In order to live in this three-dimensional world, our mind has created a construction called “me”. Through this “I”, we get to know each other and relate to others.
We tend to believe that this “I” exists, that it is actually our essence. However, from Buddhism, they give us an alternative idea … that the “I” is just a projection of the mind and that without it it would not exist.
“I” = Projection of the mind
We tend to think that this “I” that we are, our identity, personality and way of seeing life, exists beyond the mind. Yet Buddhists tell us that this is not the case.
This character that you have built all your life, it is not independent of the mind, in fact it is a projection of it.
From Buddhism it is said that the “I” is mentally constructed and is void of inherent existence, that is, it depends on our mind to exist. The good news is that we can modify our mind and that is why our “I” changes continuously (Zopa Rinpoche, L., 2019).
We are afraid of change, especially when a deep internal change occurs in us, because we feel that we are disappearing, that we are becoming diluted. And that makes us have a lot afraid, because if we stop being who we are … then who will we be?
I think that in the West we have an unhealthy relationship with change. We see in him our enemy instead of something natural. Because change is natural, it is everywhere and it is good, because that way we can let go of pain, suffering, anxiety, stress and depression.
In reality change fills us with hope
And profound change not only modifies our emotions, it also changes our personality, our way of seeing life. That is to say, our “I” changes.
Sometimes we cling so much to the person we were that we lose ourselves and suffer deeply. And what makes us suffer it is not the change itself, but our desire to remain static, of resisting an evolution that is natural in us.
Surely it has happened to you at some time, that you have changed internally … perhaps consciously or perhaps it has been life that has shaped you. The fact is that the change has occurred, but there are people who continue to treat you as the person you were and that fills you with anger, because they do not see in you what you know about yourself.
When this occurs, you must maintain patience.
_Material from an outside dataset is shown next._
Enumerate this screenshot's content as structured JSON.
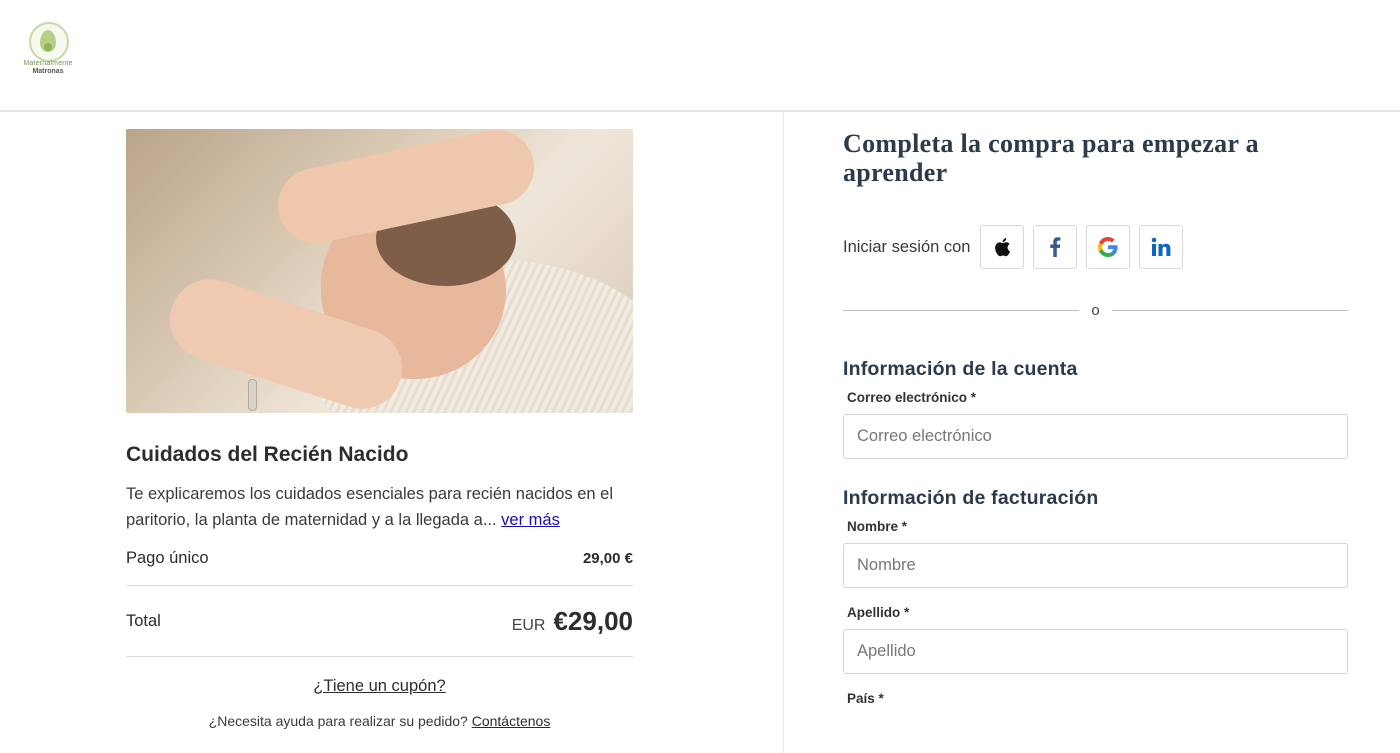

Give the other person time to update their idea of you and in the meantime, behave like the person you are now.
On the way, also update the concept you have of yourself, because perhaps others do not see your current “I” because you resist showing it or living from it.
The relationship with your “I”
Buddha said that the only way to find our happiness is to abandon that “I” that is unhappy, because when we renounce it, only serenity and pure consciousness remain within us. Our happiness and the end of suffering depend on our abandoning ourselves to the present, that we put aside excessive planning that only brings concern, thus freeing ourselves from suffering (Khema, A., 2013).
Jose Javier García Campayo, says that each human being develops a concrete relationship with his “I”, although it can vary between two extremes (García Campayo, J., 2020):
Complete identification with the “I or ego” that lives in the mind and body, as well as with the social roles that each one plays in this life.Recognize that the “I or ego” is insubstantial and impermanent (constantly changing). In this case, we identify with a non-personal consciousness, not limited to the current body and mind. This idea of ”I” usually arises when we raise our level of consciousness and develop our spirituality.
See which extreme you approach the most and decide if you want to continue there or if you want to advance.
On some occasions, the character that I have created in this life, prevents me from seeing things from a broader perspective. That is why it is very useful for me to temporarily step out of my “suit of me” to remember that I am not always right and that I see things as I am, not as they really are.
Sometimes it is necessary to distance ourselves from the “I” to see more clearly and so that our rational mind allows us space and have a broader perspective about life and ourselves.
If you want to develop a new “you”, I can help you. You can click here and tell me what you want to change.
The next time you cling to an idea or thought … remember that everything changes, even you
García Campayo, J. (2020). Emptiness and non-duality. Meditations to deconstruct the “I”. Barcelona editorial Kairós.
Khema, A. (2013). Who is my I? The original teachings of the Buddha on consciousness. Barcelona, Editorial Kairós.
Zopa Rinpoche, L. (2019). The Four Noble Truths. A guide to everyday life. Barcelona, Kairós publishing house.